  • The mortgage company uses a portal to communicate the status. mortgageloanstatus.com that seems to be a common portal. It started relevant with a lot of documents that I needed to sign, and return. But also is a panel to explain the needed items to clear. The problem is that they¬†never updated it as we cleared the documents. Useless as tits on a boar hog.

Look, I get it that the fast and loose times that lead to the crash in 2008 were bad, and that we need to tighten the process up, but the mindless drones, questioning $15 HOA fees, and $2.18 discrepancies in a transaction of over $42,000, well, fuck me.

I am also certain that the required mortgage company that we needed to use due to the relocation company was part of the problem. They were located in New Jersey, and the time differential (3 hours) didn’t help. Add in the nuttiness of the California market, where you have to act fast, and process it immediately. They never picked up the sense of urgency that is demanded to win here.

The process is done, the loan was approved, and funded, and we have the house. Next up will be the before post with plenty of pictures of what we will be changing before we move in.

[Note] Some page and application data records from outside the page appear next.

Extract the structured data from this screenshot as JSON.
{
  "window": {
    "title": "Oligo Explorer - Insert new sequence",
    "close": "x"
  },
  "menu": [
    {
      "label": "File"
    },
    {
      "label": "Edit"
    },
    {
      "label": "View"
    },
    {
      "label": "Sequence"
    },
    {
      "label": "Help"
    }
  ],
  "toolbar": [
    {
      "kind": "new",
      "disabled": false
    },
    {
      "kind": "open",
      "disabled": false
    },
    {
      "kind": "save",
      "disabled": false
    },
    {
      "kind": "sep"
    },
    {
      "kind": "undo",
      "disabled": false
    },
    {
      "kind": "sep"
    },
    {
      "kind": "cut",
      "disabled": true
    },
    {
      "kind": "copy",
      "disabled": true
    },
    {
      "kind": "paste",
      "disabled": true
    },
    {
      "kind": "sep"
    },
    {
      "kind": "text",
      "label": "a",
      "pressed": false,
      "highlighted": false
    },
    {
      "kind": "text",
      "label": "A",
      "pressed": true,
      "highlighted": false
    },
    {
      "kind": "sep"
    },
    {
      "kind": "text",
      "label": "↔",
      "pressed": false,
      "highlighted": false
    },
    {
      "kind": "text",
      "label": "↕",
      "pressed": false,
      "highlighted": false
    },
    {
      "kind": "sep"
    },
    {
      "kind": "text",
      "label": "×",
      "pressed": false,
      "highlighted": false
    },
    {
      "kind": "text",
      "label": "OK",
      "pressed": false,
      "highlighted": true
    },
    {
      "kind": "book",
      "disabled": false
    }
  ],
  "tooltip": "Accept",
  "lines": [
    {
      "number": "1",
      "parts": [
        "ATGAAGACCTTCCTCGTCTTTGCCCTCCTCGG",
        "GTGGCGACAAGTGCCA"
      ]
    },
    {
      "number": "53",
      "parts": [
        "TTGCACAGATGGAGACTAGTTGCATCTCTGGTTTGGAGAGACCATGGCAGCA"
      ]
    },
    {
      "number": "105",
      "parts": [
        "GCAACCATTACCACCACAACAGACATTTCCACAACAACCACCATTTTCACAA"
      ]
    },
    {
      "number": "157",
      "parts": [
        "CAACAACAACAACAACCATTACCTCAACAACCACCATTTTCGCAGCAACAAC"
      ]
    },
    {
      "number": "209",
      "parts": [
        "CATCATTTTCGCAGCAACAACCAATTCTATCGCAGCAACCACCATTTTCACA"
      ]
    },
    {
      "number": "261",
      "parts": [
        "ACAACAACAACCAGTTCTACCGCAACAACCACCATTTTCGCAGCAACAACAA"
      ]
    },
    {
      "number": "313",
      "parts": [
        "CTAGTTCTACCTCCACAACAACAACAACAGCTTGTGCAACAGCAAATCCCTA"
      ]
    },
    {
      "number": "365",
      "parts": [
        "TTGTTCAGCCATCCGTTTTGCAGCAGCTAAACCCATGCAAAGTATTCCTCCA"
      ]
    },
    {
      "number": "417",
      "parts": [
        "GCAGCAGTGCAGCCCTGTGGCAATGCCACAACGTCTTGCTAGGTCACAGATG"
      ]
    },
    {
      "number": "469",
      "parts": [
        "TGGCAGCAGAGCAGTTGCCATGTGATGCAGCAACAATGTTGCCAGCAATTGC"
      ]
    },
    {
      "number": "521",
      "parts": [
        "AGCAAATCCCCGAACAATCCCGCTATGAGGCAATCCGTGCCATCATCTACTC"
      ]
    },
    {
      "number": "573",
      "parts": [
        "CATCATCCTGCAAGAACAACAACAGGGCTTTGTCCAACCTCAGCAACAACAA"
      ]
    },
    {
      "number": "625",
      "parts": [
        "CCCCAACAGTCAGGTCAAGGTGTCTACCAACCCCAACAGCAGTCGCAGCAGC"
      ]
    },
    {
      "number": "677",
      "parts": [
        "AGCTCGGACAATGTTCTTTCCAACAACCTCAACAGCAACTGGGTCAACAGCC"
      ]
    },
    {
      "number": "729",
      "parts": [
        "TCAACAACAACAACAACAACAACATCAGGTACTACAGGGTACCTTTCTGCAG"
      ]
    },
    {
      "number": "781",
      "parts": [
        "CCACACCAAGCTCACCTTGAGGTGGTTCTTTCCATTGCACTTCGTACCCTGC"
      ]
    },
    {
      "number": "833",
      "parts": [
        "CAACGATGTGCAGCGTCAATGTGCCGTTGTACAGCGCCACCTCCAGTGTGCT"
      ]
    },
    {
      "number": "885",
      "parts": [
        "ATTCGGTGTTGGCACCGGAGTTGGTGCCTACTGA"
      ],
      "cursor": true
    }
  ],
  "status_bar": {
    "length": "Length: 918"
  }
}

I can hardly wait to get out of the apartment. Our formal move-out day will likely be March 31. I will hate to pay the termination fee on the lease, but I would hate even more to have the mortgage AND the rent.